Review: As far as compilations go, this first edition of the newly created 'From The Dark' release series from Cultivated Electronics is definitely up there, showcasing some of the freshest sounds in modern bass music. This eight track selection delves into the darker, swampier side of bass production, including belters from the likes of Exterminador, Sync 24, Delta Funktionen, Alienata and more. Our immediate standouts from this one however have to be 214's glitchy expedition into arpeggiated madness in 'Rock Scramble', along with Versalife's moogy roller 'Infinite Velocities' and the spooky chops of 'GmBHZolhoff' from Stratowerx.
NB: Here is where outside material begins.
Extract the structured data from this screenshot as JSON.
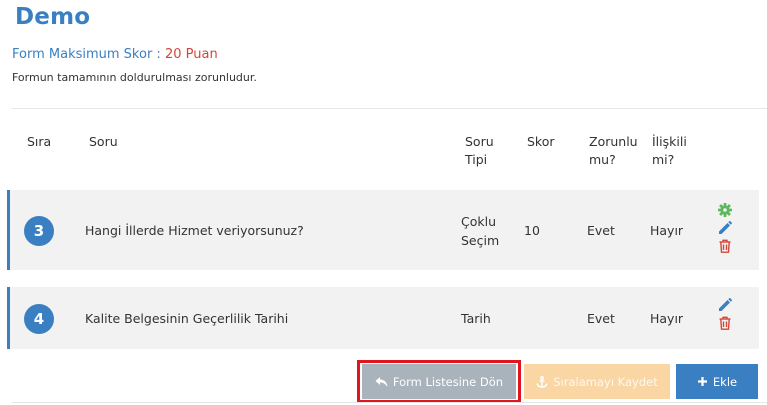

Review: Versalife producer Boris Bunnik has long been part of Holland's vibrant 808 electro scene, releasing decidedly angular electronic rhythms under a myriad of pseudonyms. Here, he continues his journey into Drexciyan territory with a formidably spooky first full-length under the Versalife moniker. His formula is simple; deep, otherworldly electronic atmospherics and industrial strength drum machine rhythms. Occasionally, he goes deeper still - see the intergalactic ambience of "Further Connections" and the slo-mo delight of "Dawn of A New Day" - ensuring that Vantage Point has panoramic appeal.
Review: It's been some two years since Dutch veteran Boris Bunnik (AKA Conforce, Hexagon, Silent Harbour, Vernon Facility etc) donned his Versalife moniker. Collission With The Past 1 sees him in fine form, casually joining the dots between bubbling IDM, vintage electro, glacial ambience and icy techno. "Before The Interrogation" sets the tone, delivering waves of subdued melodies and crystalline textures. The more 808 electro influenced "Utilise The Secondary Suspensor" raises the pulse further, before Bunnik lets loose on the dark, hypnotic techno of "Mariana". Best of all, though, is "I See Myself", a formidable blend of Autechre-style IDM rhythms, Drexciyan electro and tipsy electronics.
Review: Dutchman Boris Bunnik is no newcomer to the tech world, and is very much considered a certified veteran around these parts. In fact, his Conforce alias is still one of our top choices when it comes to house and techno hybrids, and the same goes for Versalife and the electro spectrum. He's back via the latter this week, returning with the third helping of Soul Of The Automaton through his own Transcendent imprint and, oh boy, does this guy know how to smash out electro. Unlike many newbies about the place right now, tracks like "Utopia In Distress" and "Lapis Lazuli" are utter quality throughout, and the same goes for the flipside, where Bunnik churns out nothing but deep, ethereal vibes on both "Missing Link" and "Portamento Quints" in what wraps up as a stellar EP from the reliable artist.
Review: Boris Bunnik reveals the second edition of his Night Time Activities as Versalife which demonstrates further withdrawal away from the sanctity of bog standard techno - a manoeuvre we wholeheartedly endorse. Fans of the Martian techno paranoia Mills has been dabbling in with the Something In The Sky series will flock towards "Unclear Matters" which has a multiplicity of strange and menacing rhythms radiating from the sonic mist. Proceedings continue in this fashion on the spectral electro flex of "Electronic Suspect" and the Utopian Drexciya stylings of "Night Time In The Computer Labs", both of which really demonstrate Bunnik's prowess with analogue machinery.
Review: Two of electro's most respected names, Versalife and the long-running Trust label, come together for a heavyweight four-tracker. The appeal of Boris Bunnik's project has always been its ability to balance impactful bass with melodic elements - and this sensibility is writ large on Cosmic Language. "Neogenesis", with its swaggering low end and eerie strings, is a perfect example of this approach. In contrast, the title track is more stripped back, revolving around industrial-strength 808s, while on "Recirculator", Bunnik delivers a tough, steely techno workout. Rounding off this fine release, Bunnik returns to the atmospheric realms with the brooding, acid gurgles of "Gravitational Anomaly".